Aim of the exercise
Every record below should be repeated exactly, with the pictures left out.

[Interface dataset entries]

BEGIN

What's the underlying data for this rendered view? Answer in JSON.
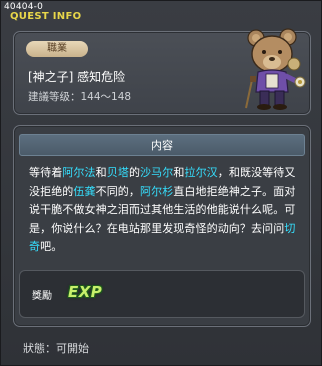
{
  "window": {
    "quest_id": "40404-0",
    "title": "QUEST INFO"
  },
  "quest": {
    "job_tag": "職業",
    "name": "[神之子] 感知危险",
    "level_requirement": "建議等级：144～148"
  },
  "content": {
    "header": "内容",
    "description_parts": [
      {
        "t": "等待着",
        "hl": false
      },
      {
        "t": "阿尔法",
        "hl": true
      },
      {
        "t": "和",
        "hl": false
      },
      {
        "t": "贝塔",
        "hl": true
      },
      {
        "t": "的",
        "hl": false
      },
      {
        "t": "沙马尔",
        "hl": true
      },
      {
        "t": "和",
        "hl": false
      },
      {
        "t": "拉尔汉",
        "hl": true
      },
      {
        "t": "，和既没等待又没拒绝的",
        "hl": false
      },
      {
        "t": "伍龚",
        "hl": true
      },
      {
        "t": "不同的，",
        "hl": false
      },
      {
        "t": "阿尔杉",
        "hl": true
      },
      {
        "t": "直白地拒绝神之子。面对说干脆不做女神之泪而过其他生活的他能说什么呢。可是，你说什么？在电站那里发现奇怪的动向？去问问",
        "hl": false
      },
      {
        "t": "切奇",
        "hl": true
      },
      {
        "t": "吧。",
        "hl": false
      }
    ]
  },
  "reward": {
    "label": "獎勵",
    "exp_icon_text": "EXP"
  },
  "status": {
    "text": "狀態：可開始"
  },
  "colors": {
    "highlight": "#35e0ff",
    "title": "#e8d64a",
    "header_bg": "#5c6f7f"
  }
}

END

Task solution
What's the underlying data for this rendered view? Answer in JSON.
{
  "window": {
    "quest_id": "40404-0",
    "title": "QUEST INFO"
  },
  "quest": {
    "job_tag": "職業",
    "name": "[神之子] 感知危险",
    "level_requirement": "建議等级：144～148"
  },
  "content": {
    "header": "内容",
    "description_parts": [
      {
        "t": "等待着",
        "hl": false
      },
      {
        "t": "阿尔法",
        "hl": true
      },
      {
        "t": "和",
        "hl": false
      },
      {
        "t": "贝塔",
        "hl": true
      },
      {
        "t": "的",
        "hl": false
      },
      {
        "t": "沙马尔",
        "hl": true
      },
      {
        "t": "和",
        "hl": false
      },
      {
        "t": "拉尔汉",
        "hl": true
      },
      {
        "t": "，和既没等待又没拒绝的",
        "hl": false
      },
      {
        "t": "伍龚",
        "hl": true
      },
      {
        "t": "不同的，",
        "hl": false
      },
      {
        "t": "阿尔杉",
        "hl": true
      },
      {
        "t": "直白地拒绝神之子。面对说干脆不做女神之泪而过其他生活的他能说什么呢。可是，你说什么？在电站那里发现奇怪的动向？去问问",
        "hl": false
      },
      {
        "t": "切奇",
        "hl": true
      },
      {
        "t": "吧。",
        "hl": false
      }
    ]
  },
  "reward": {
    "label": "獎勵",
    "exp_icon_text": "EXP"
  },
  "status": {
    "text": "狀態：可開始"
  },
  "colors": {
    "highlight": "#35e0ff",
    "title": "#e8d64a",
    "header_bg": "#5c6f7f"
  }
}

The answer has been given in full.